My wife and I recently had a very interesting conversation about what that brand of atheism/agnosticism looks like in our society today, and what will it look like in the future. More importantly, how will the Church be able to reach those who feel this way about “religion?”
Praise Bands of Old
Turn back the clock a few decades and the scene in any given church would be relatively rigid. Hymns. Pews. Scripted orders of service. Pastoral prayer. Stand. Sit. Stand. Sit. Stand. Kneel. Stand. Sit.
Enter the Praise Band. Songs that sound like those that you’d hear on the radio. Preaching outside (gasp!) the pulpit. The New International Version upending the iron grip of the KJV and RSV. Church started to become notably more “relevant” and the seeker-friendly movement was born.
Music was the catalyst that re-invigorated people’s commitments to their faith.
Thoughtfulness the new Praise Band
The biggest mistake we could make is to assume that a “post-Christian” society is the same as a “disinterested-in-Christianity” society. On the contrary, there are MANY folks out there that are highly interested in having conversations about issues of faith.
But they desire to have conversation (you know, with talking and listening), and they want to be able to ask questions of the Bible that are not met with “well, you just have to have faith.”
In short, those that have cast off “religion” have often cast off what they see as “empty,” or “mindless,” or “blind” religion. The way we can re-engage these very thoughtful nay-sayers is to be thoughtful about what we believe.
Return to doctrine.
Return to theological discussions.
Return from the land of spiritual lethargy and wrestle with why you believe what we do.
Return from the land of letting the Pastor interpret for you.
The churches that reach the vast numbers of unbelievers in the coming years will be the churches that encourage members to be thoughtful in what they believe and engage in the tough conversations.
Growing churches will be thoughtful churches.
What is your experience with thoughtfulness in religion?
As I write this, I am speechless.

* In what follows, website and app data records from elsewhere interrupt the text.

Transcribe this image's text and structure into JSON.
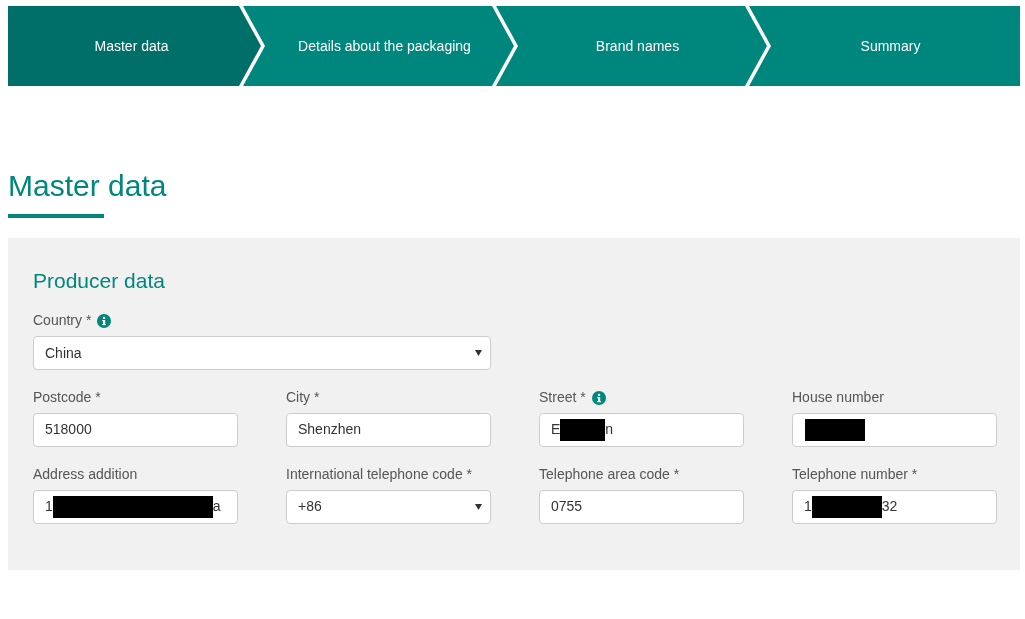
{
  "steps": [
    {
      "label": "Master data",
      "selected": true
    },
    {
      "label": "Details about the packaging",
      "selected": false
    },
    {
      "label": "Brand names",
      "selected": false
    },
    {
      "label": "Summary",
      "selected": false
    }
  ],
  "heading": "Master data",
  "section": {
    "title": "Producer data",
    "rows": [
      [
        {
          "kind": "select",
          "label": "Country *",
          "info": true,
          "value": "China",
          "wide": true
        }
      ],
      [
        {
          "kind": "input",
          "label": "Postcode *",
          "info": false,
          "value": "518000"
        },
        {
          "kind": "input",
          "label": "City *",
          "info": false,
          "value": "Shenzhen"
        },
        {
          "kind": "input",
          "label": "Street *",
          "info": true,
          "value": "E",
          "value_end": "n",
          "redacted": true
        },
        {
          "kind": "input",
          "label": "House number",
          "info": false,
          "redacted": true
        }
      ],
      [
        {
          "kind": "input",
          "label": "Address addition",
          "info": false,
          "value": "1",
          "value_end": "a",
          "redacted": true
        },
        {
          "kind": "select",
          "label": "International telephone code *",
          "info": false,
          "value": "+86"
        },
        {
          "kind": "input",
          "label": "Telephone area code *",
          "info": false,
          "value": "0755"
        },
        {
          "kind": "input",
          "label": "Telephone number *",
          "info": false,
          "value": "1",
          "value_end": "32",
          "redacted": true
        }
      ]
    ]
  }
}
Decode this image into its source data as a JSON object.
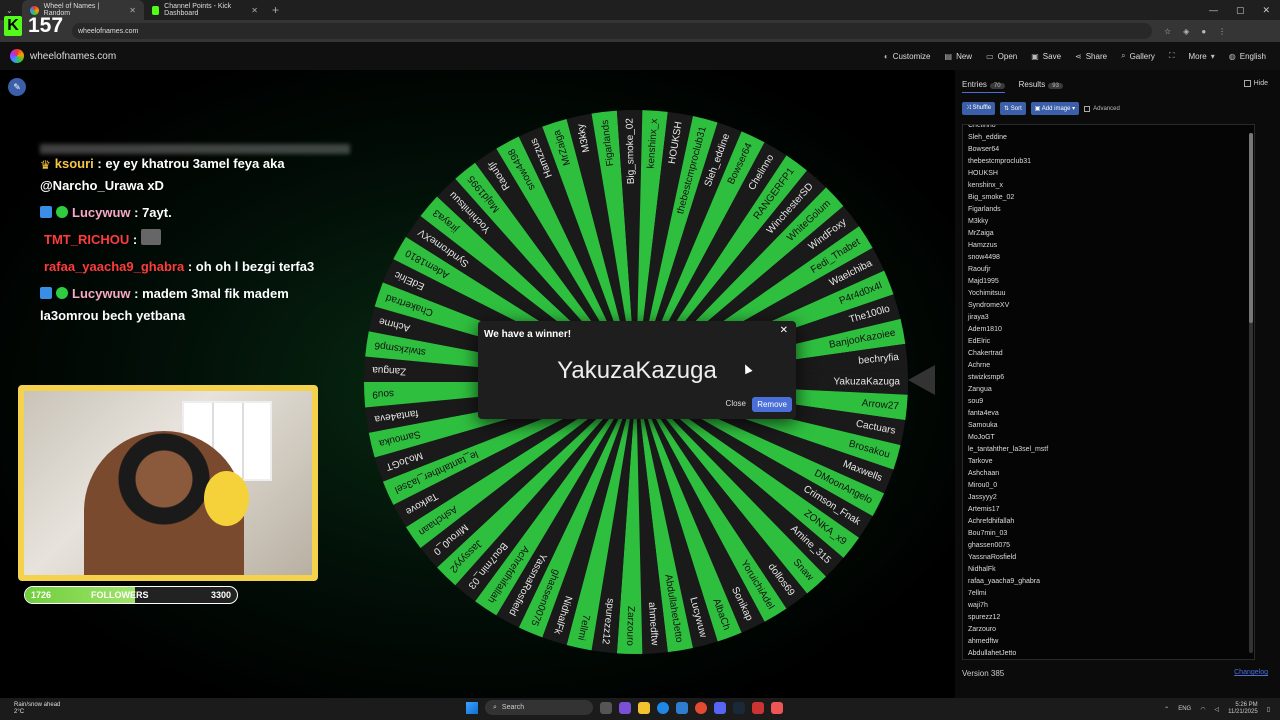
{
  "browser": {
    "tabs": [
      {
        "title": "Wheel of Names | Random",
        "active": true
      },
      {
        "title": "Channel Points - Kick Dashboard",
        "active": false
      }
    ],
    "url": "wheelofnames.com"
  },
  "kick_overlay": {
    "count": "157"
  },
  "site": {
    "name": "wheelofnames.com",
    "menu": [
      "Customize",
      "New",
      "Open",
      "Save",
      "Share",
      "Gallery",
      "More",
      "English"
    ]
  },
  "chat": {
    "messages": [
      {
        "user": "ksouri",
        "text": ": ey ey khatrou 3amel feya aka @Narcho_Urawa xD",
        "color": "gold"
      },
      {
        "user": "Lucywuw",
        "text": ": 7ayt.",
        "color": "pink"
      },
      {
        "user": "TMT_RICHOU",
        "text": ":",
        "color": "red"
      },
      {
        "user": "rafaa_yaacha9_ghabra",
        "text": ": oh oh l bezgi terfa3",
        "color": "red"
      },
      {
        "user": "Lucywuw",
        "text": ": madem 3mal fik madem la3omrou bech yetbana",
        "color": "pink"
      }
    ]
  },
  "followers": {
    "current": "1726",
    "label": "FOLLOWERS",
    "goal": "3300",
    "progress": 0.52
  },
  "dialog": {
    "title": "We have a winner!",
    "winner": "YakuzaKazuga",
    "close": "Close",
    "remove": "Remove"
  },
  "wheel_labels": [
    "YakuzaKazuga",
    "Arrow27",
    "Cactuars",
    "Brosakou",
    "Maxwells",
    "DMoonAngelo",
    "Crimson_Fnak",
    "ZONKA_x9",
    "Amine_315",
    "Snaw",
    "dollos69",
    "YoruichiAdel",
    "Sonikap",
    "AlbaCh",
    "Lucywuw",
    "AbdullahetJetto",
    "ahmedftw",
    "Zarzouro",
    "spurezz12",
    "7ellmi",
    "NidhalFk",
    "ghassen0075",
    "YassnaRosfield",
    "Achrefdhifallah",
    "Bou7min_03",
    "Jassyyy2",
    "Mirou0_0",
    "Ashchaan",
    "Tarkove",
    "le_tantahther_la3sel",
    "MoJoGT",
    "Samouka",
    "fanta4eva",
    "sou9",
    "Zangua",
    "stwizksmp6",
    "Achrne",
    "Chakertrad",
    "EdElric",
    "Adem1810",
    "SyndromeXV",
    "jiraya3",
    "Yochimitsuu",
    "Majd1995",
    "Raoufjr",
    "snow4498",
    "Hamzzus",
    "MrZaiga",
    "M3kky",
    "Figarlands",
    "Big_smoke_02",
    "kenshinx_x",
    "HOUKSH",
    "thebestcmproclub31",
    "Sleh_eddine",
    "Bowser64",
    "Chelinno",
    "RANGERFP1",
    "WinchesterSD",
    "WhiteGolum",
    "WindFoxy",
    "Fedi_Thabet",
    "Waelchiba",
    "P4r4d0x4l",
    "The100lo",
    "BanjooKazoiee",
    "bechryfia"
  ],
  "panel": {
    "tab_entries": "Entries",
    "entries_count": "70",
    "tab_results": "Results",
    "results_count": "93",
    "hide": "Hide",
    "shuffle": "Shuffle",
    "sort": "Sort",
    "add_image": "Add image",
    "advanced": "Advanced",
    "entries": [
      "Chelinno",
      "Sleh_eddine",
      "Bowser64",
      "thebestcmproclub31",
      "HOUKSH",
      "kenshinx_x",
      "Big_smoke_02",
      "Figarlands",
      "M3kky",
      "MrZaiga",
      "Hamzzus",
      "snow4498",
      "Raoufjr",
      "Majd1995",
      "Yochimitsuu",
      "SyndromeXV",
      "jiraya3",
      "Adem1810",
      "EdElric",
      "Chakertrad",
      "Achrne",
      "stwizksmp6",
      "Zangua",
      "sou9",
      "fanta4eva",
      "Samouka",
      "MoJoGT",
      "le_tantahther_la3sel_mstf",
      "Tarkove",
      "Ashchaan",
      "Mirou0_0",
      "Jassyyy2",
      "Artemis17",
      "Achrefdhifallah",
      "Bou7min_03",
      "ghassen0075",
      "YassnaRosfield",
      "NidhalFk",
      "rafaa_yaacha9_ghabra",
      "7ellmi",
      "waji7h",
      "spurezz12",
      "Zarzouro",
      "ahmedftw",
      "AbdullahetJetto"
    ],
    "version": "Version 385",
    "changelog": "Changelog"
  },
  "taskbar": {
    "weather": "Rain/snow ahead",
    "temp": "2°C",
    "search": "Search",
    "lang": "ENG",
    "time": "5:26 PM",
    "date": "11/21/2025"
  },
  "colors": {
    "wheel_green": "#2fbf3f",
    "wheel_dark": "#1a1a1a",
    "accent": "#4a6fd8",
    "kick": "#53fc18"
  }
}
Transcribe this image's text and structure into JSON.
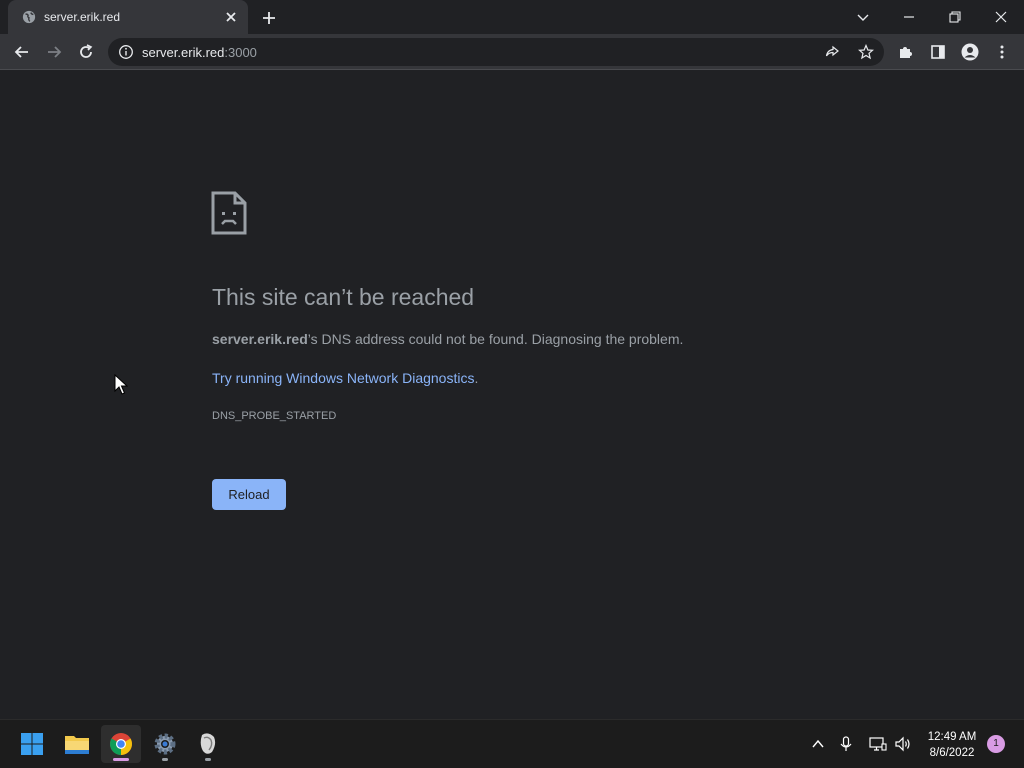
{
  "browser": {
    "tab": {
      "title": "server.erik.red"
    },
    "omnibox": {
      "host": "server.erik.red",
      "port": ":3000"
    }
  },
  "error_page": {
    "title": "This site can’t be reached",
    "host_bold": "server.erik.red",
    "description": "’s DNS address could not be found. Diagnosing the problem.",
    "suggestion_link": "Try running Windows Network Diagnostics",
    "suggestion_suffix": ".",
    "error_code": "DNS_PROBE_STARTED",
    "reload_label": "Reload"
  },
  "taskbar": {
    "apps": [
      "windows-start",
      "file-explorer",
      "chrome",
      "settings",
      "app-unknown"
    ],
    "clock": {
      "time": "12:49 AM",
      "date": "8/6/2022"
    },
    "notification_count": "1"
  },
  "colors": {
    "background": "#202124",
    "toolbar": "#35363a",
    "link": "#8ab4f8",
    "text": "#9aa0a6",
    "taskbar": "#1c1c1c",
    "notification": "#d99ce4"
  }
}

I have spent the last half hour crying my eyes out and this video was the last pebble holding up the dam. Check it out:
The video is from a new campaign called I Like Giving. The mission of the site is not to get more of your money, but to get more people thinking — and acting — generously.
This site is one of the purest and most beautiful applications of the gospel message I have seen in a long time.
So click here to learn more, or sign up to give the idea a 3-day trial run! As for me and my family, we are going to write our own “I Like _______.” story (watch the promo video or the “I like bike” video to learn where the name came from. I can’t wait to hear yours.
Do you already have an “I Like ________.” Story? Share it below!